For they also bring me tears
I can't forgive the way they rob me
Of my childhood souvenirs ... from "Souvenirs" by John Prine
John Prine died in April 2020, an early victim of COVID-19. It is now September and I am just now sitting down to write about the huge personal loss I felt and will continue to feel.
All (or at least most of us) have special music from our youth; sounds that captured a time in our life when we were growing and changing. Music that expanded our viewpoint and introduced us to new worlds. For some in my generation it was Dylan, others Springsteen. We all had those performers who joined us and accompanied us along our life journey.

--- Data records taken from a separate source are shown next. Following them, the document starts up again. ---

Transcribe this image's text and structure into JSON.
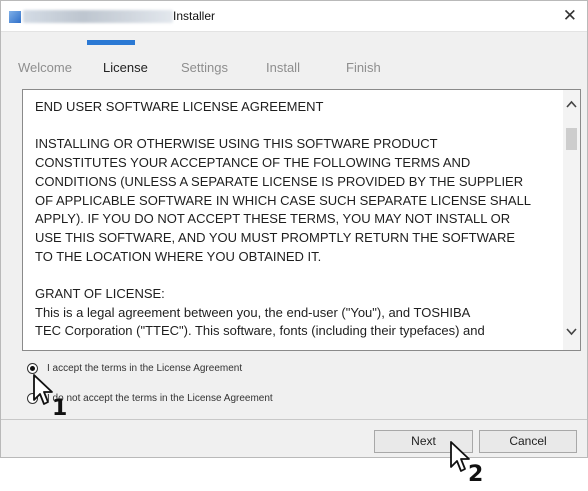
{
  "window": {
    "title": "Installer",
    "close_glyph": "✕"
  },
  "tabs": [
    {
      "label": "Welcome",
      "active": false
    },
    {
      "label": "License",
      "active": true
    },
    {
      "label": "Settings",
      "active": false
    },
    {
      "label": "Install",
      "active": false
    },
    {
      "label": "Finish",
      "active": false
    }
  ],
  "license": {
    "heading": "END USER SOFTWARE LICENSE AGREEMENT",
    "paragraph1": "INSTALLING OR OTHERWISE USING THIS SOFTWARE PRODUCT\nCONSTITUTES YOUR ACCEPTANCE OF THE FOLLOWING TERMS AND\nCONDITIONS (UNLESS A SEPARATE LICENSE IS PROVIDED BY THE SUPPLIER\nOF APPLICABLE SOFTWARE IN WHICH CASE SUCH SEPARATE LICENSE SHALL\nAPPLY). IF YOU DO NOT ACCEPT THESE TERMS, YOU MAY NOT INSTALL OR\nUSE THIS SOFTWARE, AND YOU MUST PROMPTLY RETURN THE SOFTWARE\nTO THE LOCATION WHERE YOU OBTAINED IT.",
    "grant_heading": "GRANT OF LICENSE:",
    "grant_text": "This is a legal agreement between you, the end-user (\"You\"), and TOSHIBA\nTEC Corporation (\"TTEC\"). This software, fonts (including their typefaces) and"
  },
  "options": {
    "accept_label": "I accept the terms in the License Agreement",
    "decline_label": "I do not accept the terms in the License Agreement",
    "selected": "accept"
  },
  "buttons": {
    "next_label": "Next",
    "cancel_label": "Cancel"
  },
  "annotations": {
    "step1": "1",
    "step2": "2"
  }
}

I first came across John's music (I hope he doesn't mind us being on a first name basis) in San Luis Obispo at Cheap Thrills record store upstairs from the Dark Room Tavern. Born and raised in a suburb fifteen minutes outside of Los Angeles, I was a product of Cat Stevens, James Taylor, Gordon Lightfoot, and Bob Dylan, so why I picked up the LP with the mullet sporting John sitting on a hay bale is a mystery. When I got back to my room and put the record on the turntable, I would like to say that his music captured me immediately, but that would be untrue. My roommate tolerated the first side before replacing the album with Emerson, Lake and Palmer. The fact that I had dropped ten bucks on the album forced me to play side two. On that second listening "Angel from Montgomery" and especially "Quiet Man" hit a nerve and I listened to that album over and over. Crazy good lyrics and clean finger picking setting off simple tunes. The hook was set and when I heard "Souvenirs" from his second album I was a goner.
Since I was eighteen, I have owned every John Prine album and seen him multiple times in concert. His music served as a gateway to new avenues of music, bringing an appreciation of Guy Clark, Bonne Raitt, Townes van Zandt, Steve Earle, Kris Kristofferson, Steve Goodman, Jason Isbell….the list is long and fulfilling. John's lyrics, his empathy, understanding, humor and creativity has been part of my life for almost fifty years.
I am not alone in my sorrow, John had many dedicated fans, there have been many memorials penned since his sad passing. It has taken a while for me to add my own tribute and I am deeply aware of my sadness, but I am also grateful. Thankful that John was there to help me along my path through this goofy world and sad that he will not be there in the future.
Thanks John, you will be missed.